Référence Global Tasks for Public Relations in the 21st Century
Publication A Publier, 2016
Abstract de conférence
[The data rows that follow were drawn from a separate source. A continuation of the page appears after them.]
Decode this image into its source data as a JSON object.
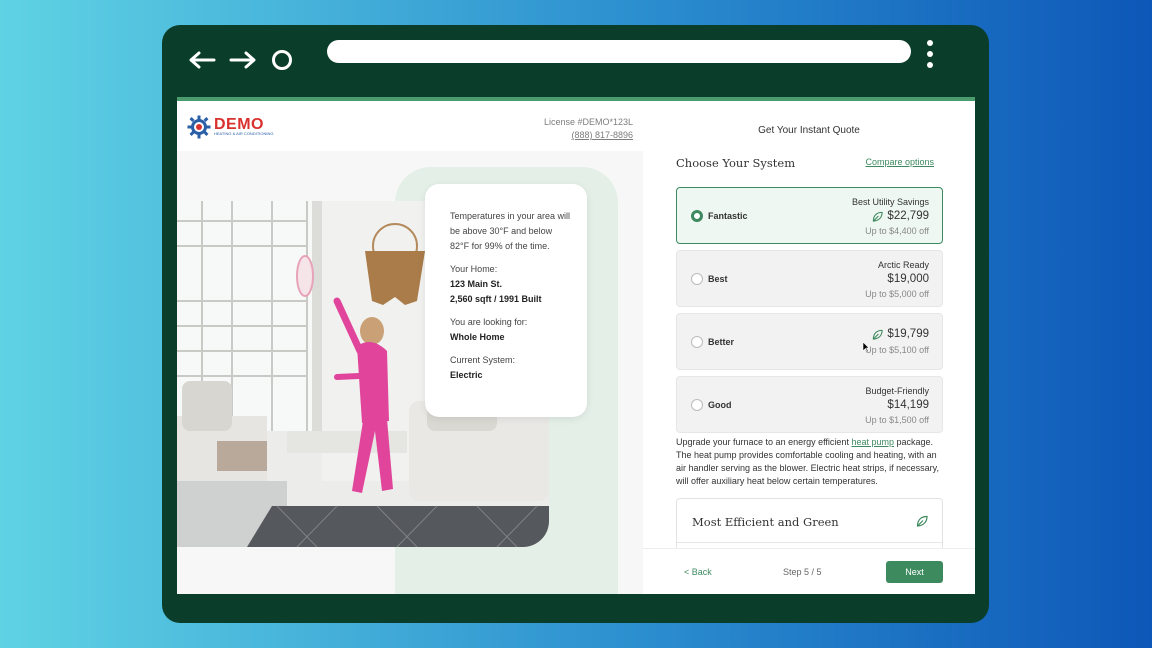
{
  "browser": {
    "back_icon": "arrow-left-icon",
    "forward_icon": "arrow-right-icon",
    "reload_icon": "circle-icon",
    "url": "",
    "menu_icon": "kebab-menu-icon"
  },
  "colors": {
    "frame": "#0b3d2b",
    "accent_green": "#3d8a5f",
    "brand_red": "#d9322e",
    "brand_blue": "#2a5fa8"
  },
  "header": {
    "logo_word": "DEMO",
    "logo_subtext": "HEATING & AIR CONDITIONING",
    "license": "License #DEMO*123L",
    "phone": "(888) 817-8896",
    "quote_title": "Get Your Instant Quote"
  },
  "info": {
    "temperature": "Temperatures in your area will be above 30°F and below 82°F for 99% of the time.",
    "home_label": "Your Home:",
    "home_address": "123 Main St.",
    "home_details": "2,560 sqft / 1991 Built",
    "looking_label": "You are looking for:",
    "looking_value": "Whole Home",
    "system_label": "Current System:",
    "system_value": "Electric"
  },
  "system": {
    "heading": "Choose Your System",
    "compare_link": "Compare options",
    "options": [
      {
        "name": "Fantastic",
        "tag": "Best Utility Savings",
        "price": "$22,799",
        "off": "Up to $4,400 off",
        "leaf": true,
        "selected": true
      },
      {
        "name": "Best",
        "tag": "Arctic Ready",
        "price": "$19,000",
        "off": "Up to $5,000 off",
        "leaf": false,
        "selected": false
      },
      {
        "name": "Better",
        "tag": "",
        "price": "$19,799",
        "off": "Up to $5,100 off",
        "leaf": true,
        "selected": false
      },
      {
        "name": "Good",
        "tag": "Budget-Friendly",
        "price": "$14,199",
        "off": "Up to $1,500 off",
        "leaf": false,
        "selected": false
      }
    ],
    "desc_before": "Upgrade your furnace to an energy efficient ",
    "desc_link": "heat pump",
    "desc_after": " package. The heat pump provides comfortable cooling and heating, with an air handler serving as the blower. Electric heat strips, if necessary, will offer auxiliary heat below certain temperatures.",
    "efficient_title": "Most Efficient and Green"
  },
  "footer": {
    "back": "< Back",
    "step": "Step 5 / 5",
    "next": "Next"
  }
}
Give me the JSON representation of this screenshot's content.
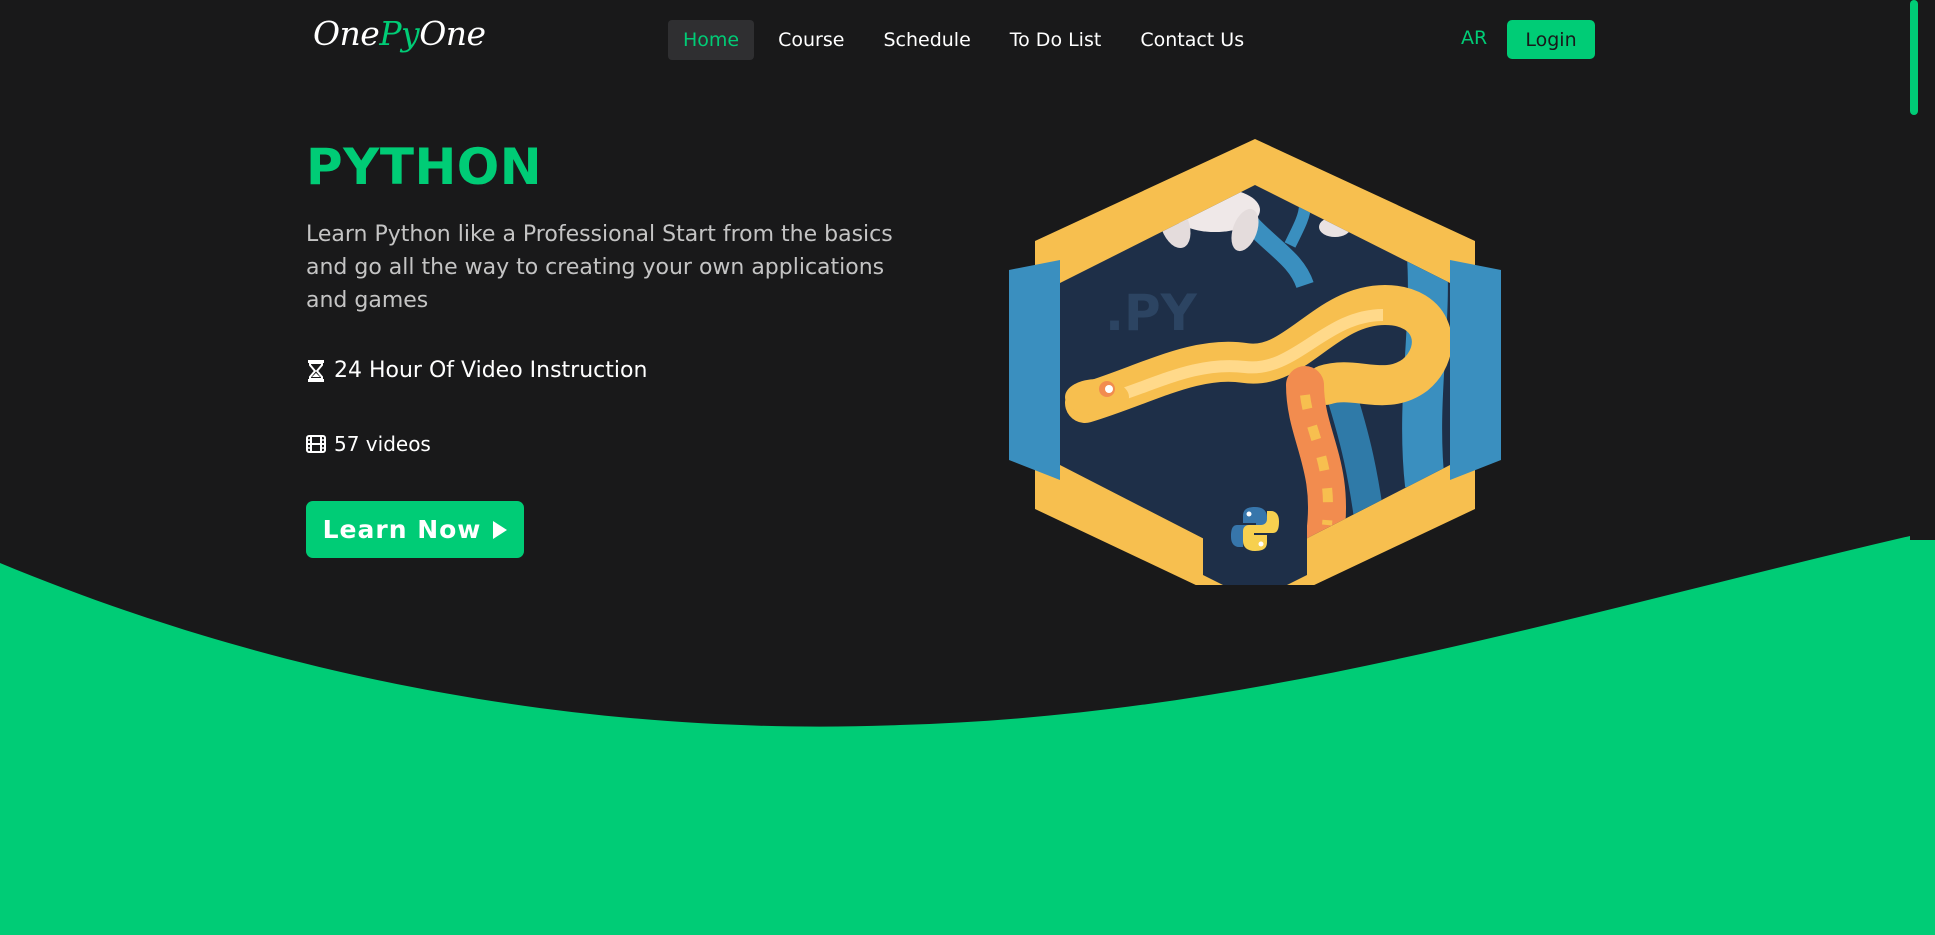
{
  "brand": {
    "part1": "One",
    "part2": "Py",
    "part3": "One"
  },
  "nav": {
    "items": [
      {
        "label": "Home",
        "active": true
      },
      {
        "label": "Course",
        "active": false
      },
      {
        "label": "Schedule",
        "active": false
      },
      {
        "label": "To Do List",
        "active": false
      },
      {
        "label": "Contact Us",
        "active": false
      }
    ],
    "lang_label": "AR",
    "login_label": "Login"
  },
  "hero": {
    "title": "PYTHON",
    "description": "Learn Python like a Professional Start from the basics and go all the way to creating your own applications and games",
    "hours_text": "24 Hour Of Video Instruction",
    "hours_icon": "hourglass-icon",
    "videos_text": "57 videos",
    "videos_icon": "film-icon",
    "cta_label": "Learn Now",
    "cta_icon": "play-icon"
  },
  "badge": {
    "text": ".PY",
    "logo": "python-logo"
  },
  "colors": {
    "background": "#19191a",
    "accent": "#00cc76",
    "text": "#ffffff",
    "muted_text": "#c4c4c4",
    "badge_gold": "#f7bf4f",
    "badge_blue": "#3a8fbf",
    "badge_navy": "#1e2f48"
  }
}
Résumé : In the traditional definition, diplomacy is the art and practice of conducting negotiations between representatives of states. Long lasting time, diplomacy has for key function to promote interests and images. Public diplomacy, define in United States, ‘emphasises dimensions of international relations beyond traditional diplomacy; the cultivation by governments of public opinion in other countries; the interaction of private groups and interests in one country with another; the reporting of foreign affairs and its impacts on policy; communication between those whose job is communication, as diplomats and foreign correspondents; and the process of intercultural communications.’ (Cull quoted in Szondi, 2008, p. 2).Traditionally, public diplomacy had for target governments, elites, media, and academics. (Szondi, 2008) emphasises the lack of clear and stable definition able to identify the limits and the content of public diplomacy. But, for 10 years, communication processes, strategies and tools became the key point of public diplomacy.(Szondi, 2008, p. 11) indicate that, among other things, communication now includes social networks, targets are more and more fragmented, and research on reception is becoming important. Public diplomacy is oriented towards ‘to come closer together’.The wish of citizens for more transparency, the pressure of media and the wish of ministries of foreign affairs to develop their audiences is present context: ‘Digital diplomacy refers to the migration of diplomatic institutions and diplomats to the online world through the adoption of web 2.0 applications and ICTs .To develop our topic, I plan to introduce “The logic of connective action” approach (Bennett, Segerberg, 2012) which claims that digital media allows connexion and actions though sharing content. Our research question is: which connexion and what dialogues are possible between an embassy, a diplomat and its publics. Furthermore, will diplomats follow the same strategies as corporations do: engage, anime, dialogue? Our methodology is literature reviews, interviews with press officers (Swiss, Swedish and French embassies in Delhi, Paris, Brussels and Stockholm) and surveys of three case studies of Public diplomacy through interviews and Facebook and Twitter activities: Switzerland with “Swissando”, Sweden with “Midwife4all”, France with “Gout de France.”Are the logic of connective action and the wish of conversation realist? Can we evaluate it? Can digital tools and strategies succeed in building a certain type of relation between and embassy and a public at large, even if influence and persuasion remain the essence of diplomacy?